Dieter Verhofstadt had the following comments:
I almost never point out mistakes. On the contrary, I nod enthusiastically or say "good move" when a good move occurs. By "good move", I do not mean a splendid tesuji that happens to work regardless of their objective, but an ikken-tobi that connects stones globally, or a thick nobi that makes territory while attacking. I'm not alone in thinking that a positive approach makes them come back. At any rate, it is more fun to remember good moves than bad moves, so they will learn more from the taps on the shoulder than from the impression of hopelessness.
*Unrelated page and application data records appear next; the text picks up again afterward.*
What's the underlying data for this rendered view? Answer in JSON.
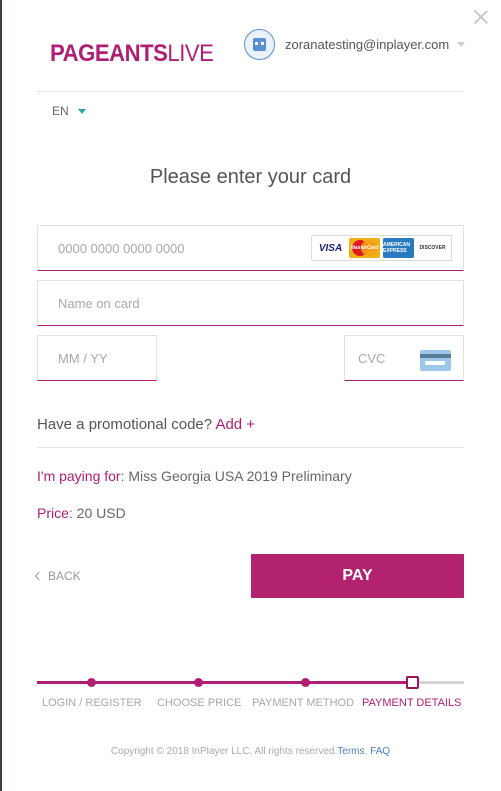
{
  "brand": {
    "name_bold": "PAGEANTS",
    "name_light": "LIVE"
  },
  "user": {
    "email": "zoranatesting@inplayer.com"
  },
  "language": {
    "selected": "EN"
  },
  "heading": "Please enter your card",
  "form": {
    "card_number_placeholder": "0000 0000 0000 0000",
    "name_placeholder": "Name on card",
    "expiry_placeholder": "MM / YY",
    "cvc_placeholder": "CVC",
    "card_logos": [
      "VISA",
      "MasterCard",
      "AMERICAN EXPRESS",
      "DISCOVER"
    ]
  },
  "promo": {
    "question": "Have a promotional code?",
    "add_label": "Add +"
  },
  "purchase": {
    "paying_for_label": "I'm paying for",
    "paying_for_value": ": Miss Georgia USA 2019 Preliminary",
    "price_label": "Price",
    "price_value": ": 20 USD"
  },
  "actions": {
    "back_label": "BACK",
    "pay_label": "PAY"
  },
  "steps": [
    {
      "label": "LOGIN / REGISTER",
      "state": "done"
    },
    {
      "label": "CHOOSE PRICE",
      "state": "done"
    },
    {
      "label": "PAYMENT METHOD",
      "state": "done"
    },
    {
      "label": "PAYMENT DETAILS",
      "state": "current"
    }
  ],
  "footer": {
    "copyright": "Copyright © 2018 InPlayer LLC, All rights reserved.",
    "terms": "Terms",
    "separator": ",",
    "faq": "FAQ"
  },
  "colors": {
    "accent": "#b01e74",
    "link": "#4e7fc0",
    "language_caret": "#2fa6a0"
  }
}
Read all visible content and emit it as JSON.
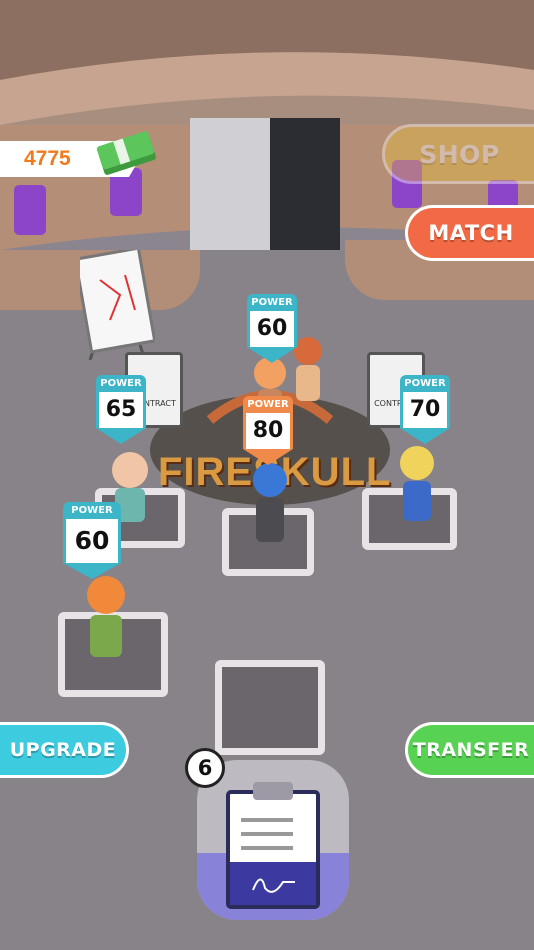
{
  "hud": {
    "money": "4775",
    "money_icon": "cash-stack-icon",
    "shop_label": "SHOP",
    "match_label": "MATCH",
    "upgrade_label": "UPGRADE",
    "transfer_label": "TRANSFER",
    "contract_count": "6"
  },
  "arena": {
    "logo_text": "FIRESKULL"
  },
  "players": [
    {
      "power_label": "POWER",
      "power": "60"
    },
    {
      "power_label": "POWER",
      "power": "65"
    },
    {
      "power_label": "POWER",
      "power": "80"
    },
    {
      "power_label": "POWER",
      "power": "70"
    },
    {
      "power_label": "POWER",
      "power": "60"
    }
  ],
  "contract_papers": [
    {
      "text": "CONTRACT"
    },
    {
      "text": "CONTRACT"
    }
  ],
  "colors": {
    "shop": "#e8c13a",
    "match": "#f26a45",
    "upgrade": "#3dcbe0",
    "transfer": "#57d252",
    "money_text": "#f07a1c",
    "power_cap": "#3bb5c7",
    "power_cap_highlight": "#f08a4b"
  }
}
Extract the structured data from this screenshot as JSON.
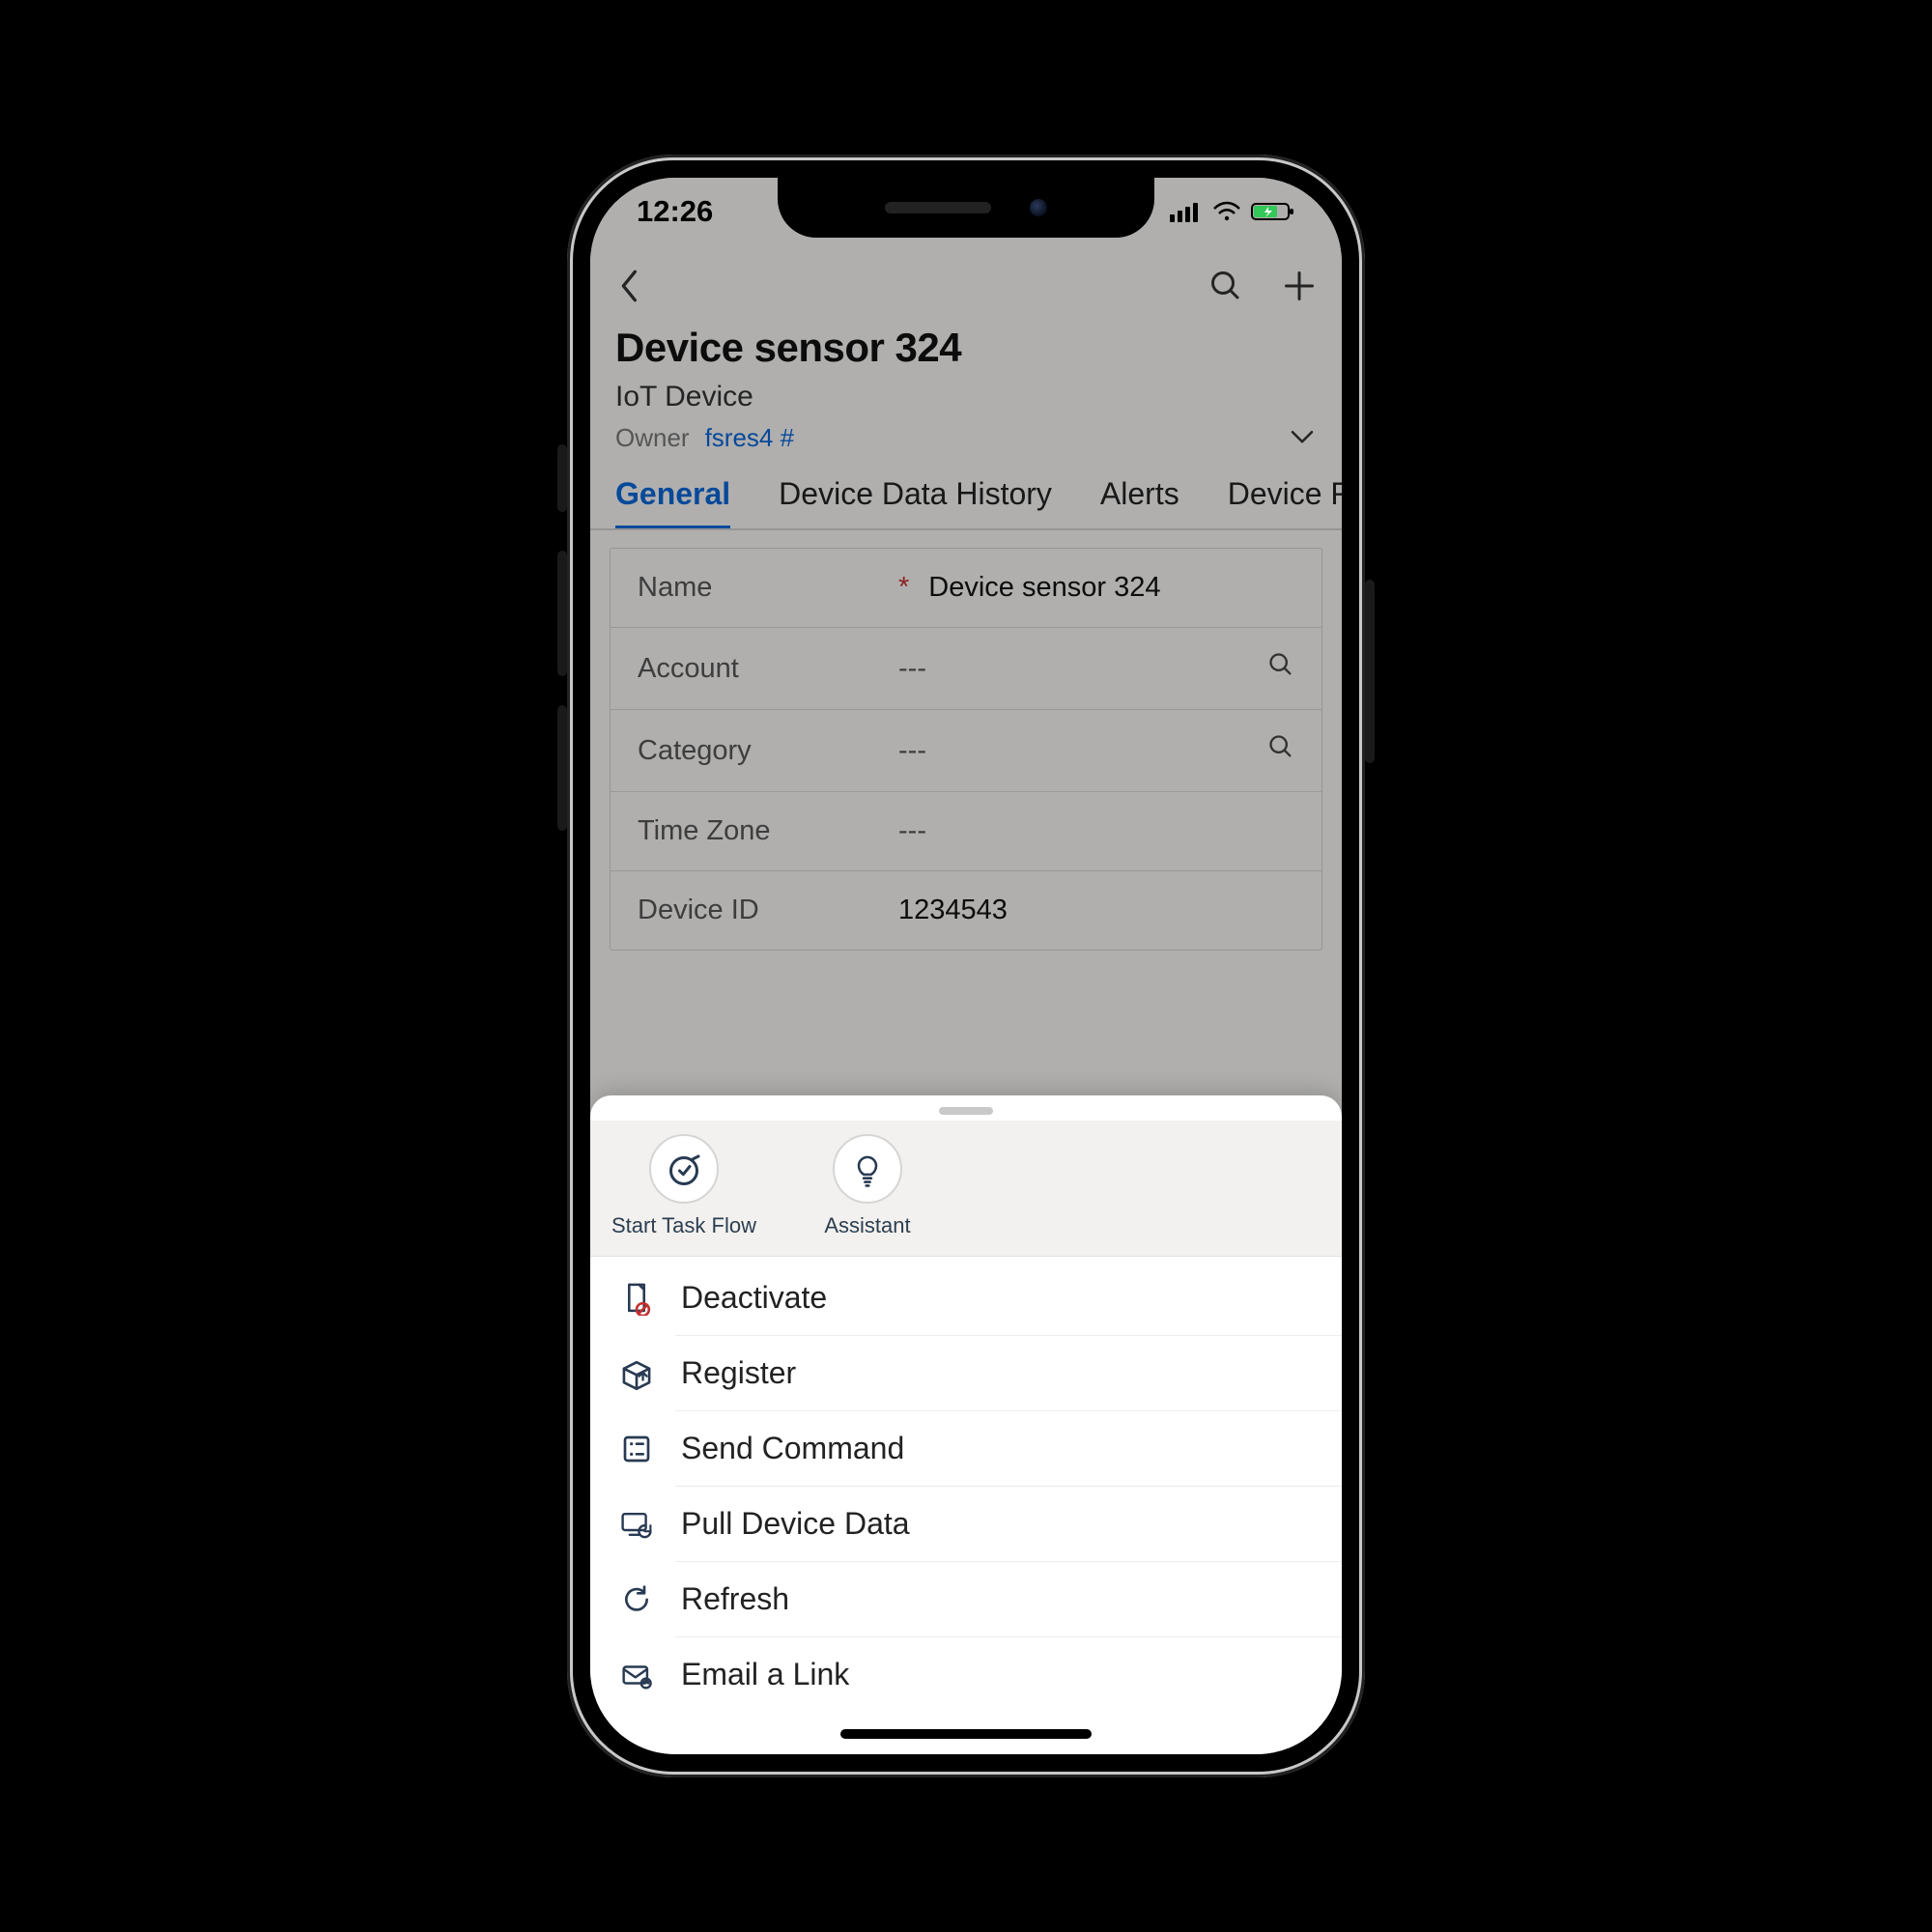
{
  "status_bar": {
    "time": "12:26"
  },
  "header": {
    "title": "Device sensor 324",
    "type": "IoT Device",
    "owner_label": "Owner",
    "owner_value": "fsres4 #"
  },
  "tabs": [
    {
      "label": "General",
      "active": true
    },
    {
      "label": "Device Data History"
    },
    {
      "label": "Alerts"
    },
    {
      "label": "Device R"
    }
  ],
  "fields": {
    "name": {
      "label": "Name",
      "value": "Device sensor 324",
      "required": true
    },
    "account": {
      "label": "Account",
      "value": "---",
      "lookup": true
    },
    "category": {
      "label": "Category",
      "value": "---",
      "lookup": true
    },
    "timezone": {
      "label": "Time Zone",
      "value": "---"
    },
    "device_id": {
      "label": "Device ID",
      "value": "1234543"
    }
  },
  "sheet": {
    "shortcuts": [
      {
        "key": "start_task_flow",
        "label": "Start Task Flow"
      },
      {
        "key": "assistant",
        "label": "Assistant"
      }
    ],
    "actions": [
      {
        "key": "deactivate",
        "label": "Deactivate"
      },
      {
        "key": "register",
        "label": "Register"
      },
      {
        "key": "send_command",
        "label": "Send Command"
      },
      {
        "key": "pull_device_data",
        "label": "Pull Device Data"
      },
      {
        "key": "refresh",
        "label": "Refresh"
      },
      {
        "key": "email_a_link",
        "label": "Email a Link"
      }
    ]
  }
}
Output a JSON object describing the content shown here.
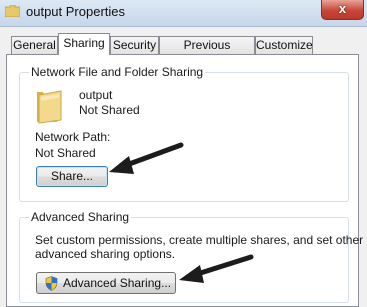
{
  "window": {
    "title": "output Properties",
    "close_glyph": "x"
  },
  "tabs": [
    {
      "label": "General",
      "active": false
    },
    {
      "label": "Sharing",
      "active": true
    },
    {
      "label": "Security",
      "active": false
    },
    {
      "label": "Previous Versions",
      "active": false
    },
    {
      "label": "Customize",
      "active": false
    }
  ],
  "network_sharing": {
    "group_title": "Network File and Folder Sharing",
    "folder_name": "output",
    "folder_status": "Not Shared",
    "path_label": "Network Path:",
    "path_value": "Not Shared",
    "share_button": "Share..."
  },
  "advanced_sharing": {
    "group_title": "Advanced Sharing",
    "description_line1": "Set custom permissions, create multiple shares, and set other",
    "description_line2": "advanced sharing options.",
    "button_label": "Advanced Sharing..."
  },
  "icons": {
    "title_icon": "folder-icon",
    "folder_icon": "folder-icon",
    "shield_icon": "uac-shield-icon",
    "annotation": "arrow-icon"
  },
  "colors": {
    "close_button": "#c9473a",
    "focus_border": "#3c7fb1",
    "folder": "#e8c96a"
  }
}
There's one teacher at the go-ban. Some time ago I started giving lectures on basic concepts, and preparing discussion sessions. The audience is whoever wants to be part of it. Too often this turns out to be a all-but-one-teachers-and-one-pupil session, with the lowest in rank getting all the explanation. Not only do I often disagree with some of the explanation given by others, but also the overload of good advice completely spoils the balance I had set up between practice and theory. I myself try to shut up with respect when another player gives a lecture, even if he's much weaker than I am.
The person that introduced me to the game left the technical aspects of go from time to time, to show me how to hold a stone or how to sit at the table. That works particularly well for those who look upon the game rather as an amusing oriental feature than as an alternative to math. Also, it can come in handy when you try hard not to overexplain and an uncomfortable silence lands on the go-ban.
I quite agree with the above, especially the "one teacher" comment. I'm embarrassed to say how often I've been guilty of this, and it's almost never useful. For example, once I was watching another teacher teach a beginner, and that teacher said in passing that some stones were alive. I was watching, and pointed out a tesuji that the teacher had missed, so after a few seconds of talking, the teacher and I agreed that the position was more complicated than that. The thing is, though, this interrupted the flow of the teaching and delved into issues that the student wasn't equipped to understand yet; so even though what I was doing was a simple, factual correction, not a judgment call, it was still counterproductive. In the future, I've resolved to sit on my hands no matter what; it's much more important for students to get a smooth, coherent explanation then that every aspect of that explanation be optimal.
Any feedback about this page would be appreciated.
Up to David's go page or teaching page.
Last modified: Wed Jun 28 17:36:36 PDT 2006